Nor is it a gay or deviant one, as much as many might like it to be in these sexually ecumenical times.  A little like the epitaph on Sir Arthur’s headstone, the pair remain refreshingly old fashioned: ‘Steel True; Blade Straight’.

So whether we are viewing the old Basil Rathbone and Nigel Bruce versions, the Granada series with the first class Jeremy Brett and others, or the incarnation with Cumberbatch and Freeman, it’s this quality which remains a constant. Viewers can take some sort of reassuring glow from the fact that, as quirky as the pair are – and always have been – they remain a benchmark of steadfastness and dependability. How could someone as nice as Mrs Hudson warm to anyone of any less a character?

The problem in veering away from the Conan Doyle classics remains twofold: that a generation of viewers might grow up thinking these are the actual Conan Doyle stories; and secondly, a little like Doctor Who, how on earth do you keep it fresh?

The Doctor has the ability to regenerate which has kept the eponymous series going since 1963. Moriarty in the new series is in danger of becoming for Cumberbatch and co what The Master is to The Doctor. The Jack in the Box of antagonists who never goes away as he is so closely tied to the psyche of the main character (Holmes himself).

Literary critics have surmised that Moriarty was actually a literary avatar of Conan Doyle’s own father, a man of an artistic temperament who reportedly was a little narcissistic, and who was eventually confined thanks to bouts of insanity.

While not representing the dark nature of Moriarty, some have suggested that the fear of any sort of hereditary instability might have stalked the psyche of Conan Doyle himself;  a fear which would subliminally manifest itself in his darker literary creations i.e. Moriarty or The Hound and, by extension, explain the clinical flipside character of Holmes. Holmes’s coldness was an effective bolster against passion and artistic flair and all that can be associated with such.

In a bid to keep the latest creation fresh, Moffat and Gatiss resorted to the age old trick of time travel.

Just when you thought you were firmly implanted in the age of Meerschaums and Hansoms, after a injection of the 7 per cent solution, we find Holmes back in the jet plane at the end of the last series. Only then to find that the modern day Holmes was apparently on a drug induced trip to recall a case from the 19th C in which a bride had apparently survived a suicide attempt by a gunshot to the mouth.

In both cases, dear Sherl is trying to exorcise the ghost of how Moriarty ‘survived’ suicide by the same method, in the last modern series.

While all very ingenious and impeccably acted, viewers at this stage of the plot could be forgiven for going on their own time travel trip and longing for the good old days of Rathbone and Brett, when everything seemed a little bit more dull but reassuringly tangible.
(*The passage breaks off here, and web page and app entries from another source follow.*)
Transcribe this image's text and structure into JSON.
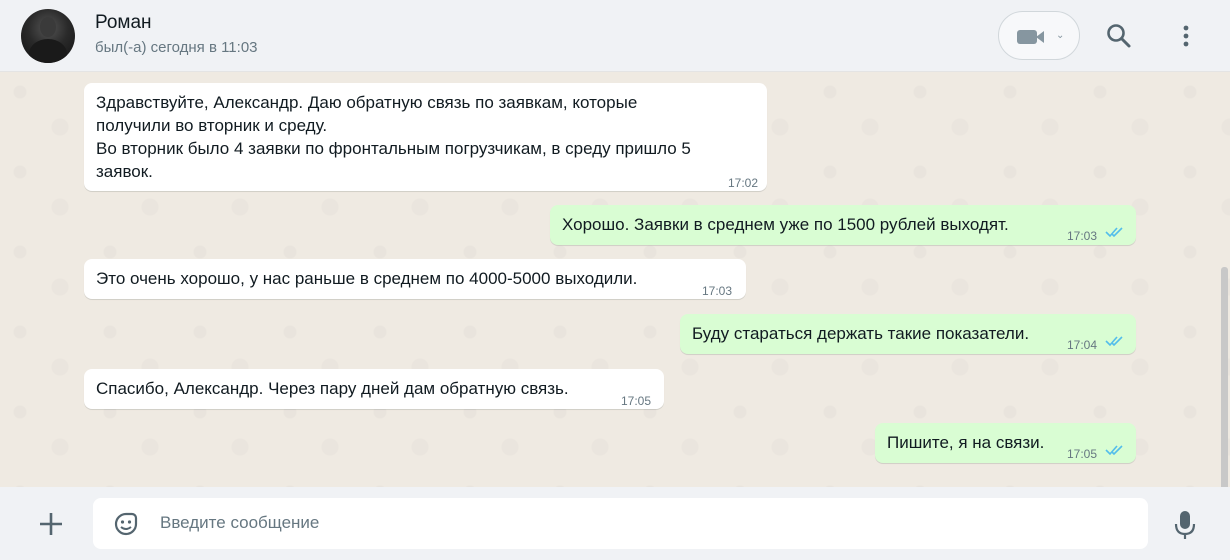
{
  "header": {
    "contact_name": "Роман",
    "contact_status": "был(-а) сегодня в 11:03"
  },
  "messages": [
    {
      "direction": "in",
      "text": "Здравствуйте, Александр. Даю обратную связь по заявкам, которые\nполучили во вторник и среду.\nВо вторник было 4 заявки по фронтальным погрузчикам, в среду пришло 5\nзаявок.",
      "time": "17:02"
    },
    {
      "direction": "out",
      "text": "Хорошо. Заявки в среднем уже по 1500 рублей выходят.",
      "time": "17:03",
      "status": "read"
    },
    {
      "direction": "in",
      "text": "Это очень хорошо, у нас раньше в среднем по 4000-5000 выходили.",
      "time": "17:03"
    },
    {
      "direction": "out",
      "text": "Буду стараться держать такие показатели.",
      "time": "17:04",
      "status": "read"
    },
    {
      "direction": "in",
      "text": "Спасибо, Александр. Через пару дней дам обратную связь.",
      "time": "17:05"
    },
    {
      "direction": "out",
      "text": "Пишите, я на связи.",
      "time": "17:05",
      "status": "read"
    }
  ],
  "composer": {
    "placeholder": "Введите сообщение",
    "value": ""
  },
  "colors": {
    "chat_bg": "#efeae2",
    "incoming_bubble": "#ffffff",
    "outgoing_bubble": "#d9fdd3",
    "read_tick": "#53bdeb",
    "header_bg": "#f0f2f5"
  },
  "icons": {
    "video": "video-camera-icon",
    "search": "search-icon",
    "menu": "vertical-dots-icon",
    "attach": "plus-icon",
    "emoji": "sticker-icon",
    "voice": "microphone-icon"
  }
}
Yes, time trips are clever – fiendishly so at times – but they can also seem a bit too cod. Just as The Doctor gets out of scrapes by reversing the polarity on his sonic screwdriver, sometimes a comfy armchair, a pipe and good old fashioned mystery in a set time, with perhaps one flashback,  are all you need. The Hound of the Baskervilles is the perfect example.

Agatha Christie also knew the trick of starting off with a flashback, and then rolling out a mystery which referred back to such at the end.
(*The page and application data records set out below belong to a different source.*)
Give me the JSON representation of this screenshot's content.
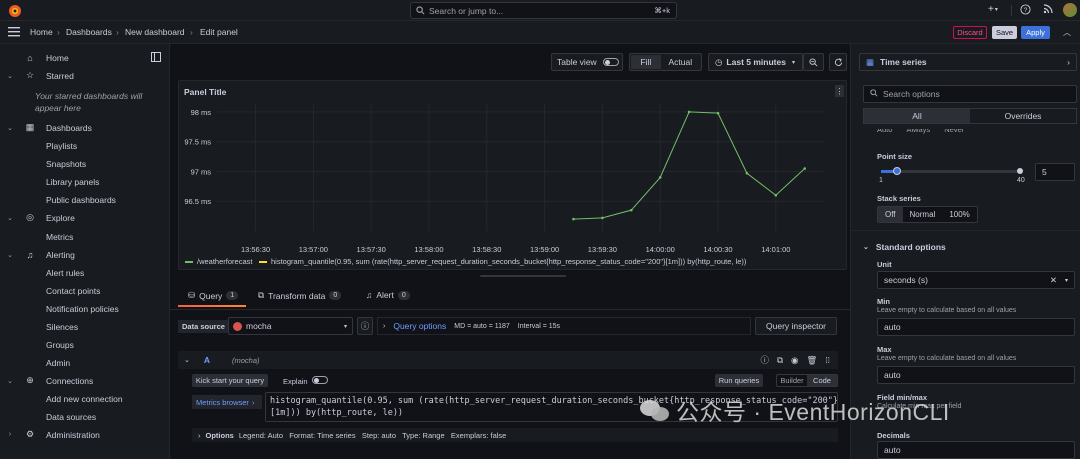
{
  "topbar": {
    "search_placeholder": "Search or jump to...",
    "shortcut": "⌘+k"
  },
  "breadcrumb": {
    "items": [
      "Home",
      "Dashboards",
      "New dashboard",
      "Edit panel"
    ]
  },
  "header_actions": {
    "discard": "Discard",
    "save": "Save",
    "apply": "Apply"
  },
  "sidebar": {
    "home": "Home",
    "starred": "Starred",
    "starred_empty": "Your starred dashboards will appear here",
    "dashboards": "Dashboards",
    "dashboards_children": [
      "Playlists",
      "Snapshots",
      "Library panels",
      "Public dashboards"
    ],
    "explore": "Explore",
    "explore_children": [
      "Metrics"
    ],
    "alerting": "Alerting",
    "alerting_children": [
      "Alert rules",
      "Contact points",
      "Notification policies",
      "Silences",
      "Groups",
      "Admin"
    ],
    "connections": "Connections",
    "connections_children": [
      "Add new connection",
      "Data sources"
    ],
    "administration": "Administration"
  },
  "panel_toolbar": {
    "table_view": "Table view",
    "fill": "Fill",
    "actual": "Actual",
    "time_range": "Last 5 minutes"
  },
  "panel": {
    "title": "Panel Title",
    "legend": [
      {
        "name": "/weatherforecast",
        "color": "#73bf69"
      },
      {
        "name": "histogram_quantile(0.95, sum (rate(http_server_request_duration_seconds_bucket{http_response_status_code=\"200\"}[1m])) by(http_route, le))",
        "color": "#fade2a"
      }
    ]
  },
  "chart_data": {
    "type": "line",
    "ylabels": [
      "98 ms",
      "97.5 ms",
      "97 ms",
      "96.5 ms"
    ],
    "yticks": [
      98,
      97.5,
      97,
      96.5
    ],
    "ylim": [
      96.0,
      98.15
    ],
    "xlabels": [
      "13:56:30",
      "13:57:00",
      "13:57:30",
      "13:58:00",
      "13:58:30",
      "13:59:00",
      "13:59:30",
      "14:00:00",
      "14:00:30",
      "14:01:00"
    ],
    "xtick_seconds": [
      0,
      30,
      60,
      90,
      120,
      150,
      180,
      210,
      240,
      270
    ],
    "xlim_seconds": [
      -20,
      295
    ],
    "series": [
      {
        "name": "/weatherforecast",
        "color": "#73bf69",
        "x_seconds": [
          165,
          180,
          195,
          210,
          225,
          240,
          255,
          270,
          285
        ],
        "y": [
          96.2,
          96.22,
          96.35,
          96.9,
          98.0,
          97.98,
          96.97,
          96.6,
          97.05
        ]
      }
    ]
  },
  "query_tabs": {
    "query": "Query",
    "query_count": "1",
    "transform": "Transform data",
    "transform_count": "0",
    "alert": "Alert",
    "alert_count": "0"
  },
  "query_editor": {
    "data_source_label": "Data source",
    "data_source": "mocha",
    "query_options": "Query options",
    "md": "MD = auto = 1187",
    "interval": "Interval = 15s",
    "query_inspector": "Query inspector",
    "row_letter": "A",
    "row_ds": "(mocha)",
    "kick_start": "Kick start your query",
    "explain": "Explain",
    "run_queries": "Run queries",
    "builder": "Builder",
    "code": "Code",
    "metrics_browser": "Metrics browser",
    "promql_line1": "histogram_quantile(0.95, sum (rate(http_server_request_duration_seconds_bucket{http_response_status_code=\"200\"}",
    "promql_line2": "[1m])) by(http_route, le))",
    "options_label": "Options",
    "options_summary": "Legend: Auto   Format: Time series   Step: auto   Type: Range   Exemplars: false"
  },
  "options_pane": {
    "viz": "Time series",
    "search_placeholder": "Search options",
    "tab_all": "All",
    "tab_overrides": "Overrides",
    "partial_seg": [
      "Auto",
      "Always",
      "Never"
    ],
    "point_size_label": "Point size",
    "point_size_min": "1",
    "point_size_max": "40",
    "point_size_value": "5",
    "stack_series_label": "Stack series",
    "stack_options": [
      "Off",
      "Normal",
      "100%"
    ],
    "standard_options": "Standard options",
    "unit_label": "Unit",
    "unit_value": "seconds (s)",
    "min_label": "Min",
    "min_desc": "Leave empty to calculate based on all values",
    "min_value": "auto",
    "max_label": "Max",
    "max_desc": "Leave empty to calculate based on all values",
    "max_value": "auto",
    "field_minmax_label": "Field min/max",
    "field_minmax_desc": "Calculate min max per field",
    "decimals_label": "Decimals",
    "decimals_value": "auto"
  },
  "watermark": {
    "text": "公众号 · EventHorizonCLI"
  }
}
The Abominable Bride started off as a parody of a parody, switched back to the original modern parody, then even tried to mimic the original source material in a brief Reichenbach scene. Compared to such, your granny at Christmas after a jig and few sherries is far more lucid.

2017 we are told promises a return to the good old fashioned 21C style series, if this is not a contradiction in terms. (Fans of the old Wonder Woman series will recall Lynda Carter’s version  - an update on a short lived former series - was called The New Original Wonder Woman), the ultimate televisual oxymoron.

In the same sense, let’s hope that the old new Holmes, when it eventually arrives next year, with the old new Cumberbatch and Freeman, is back to its reassuringly quirky form, rather than this curate’s egg of a Holmesian pantomime.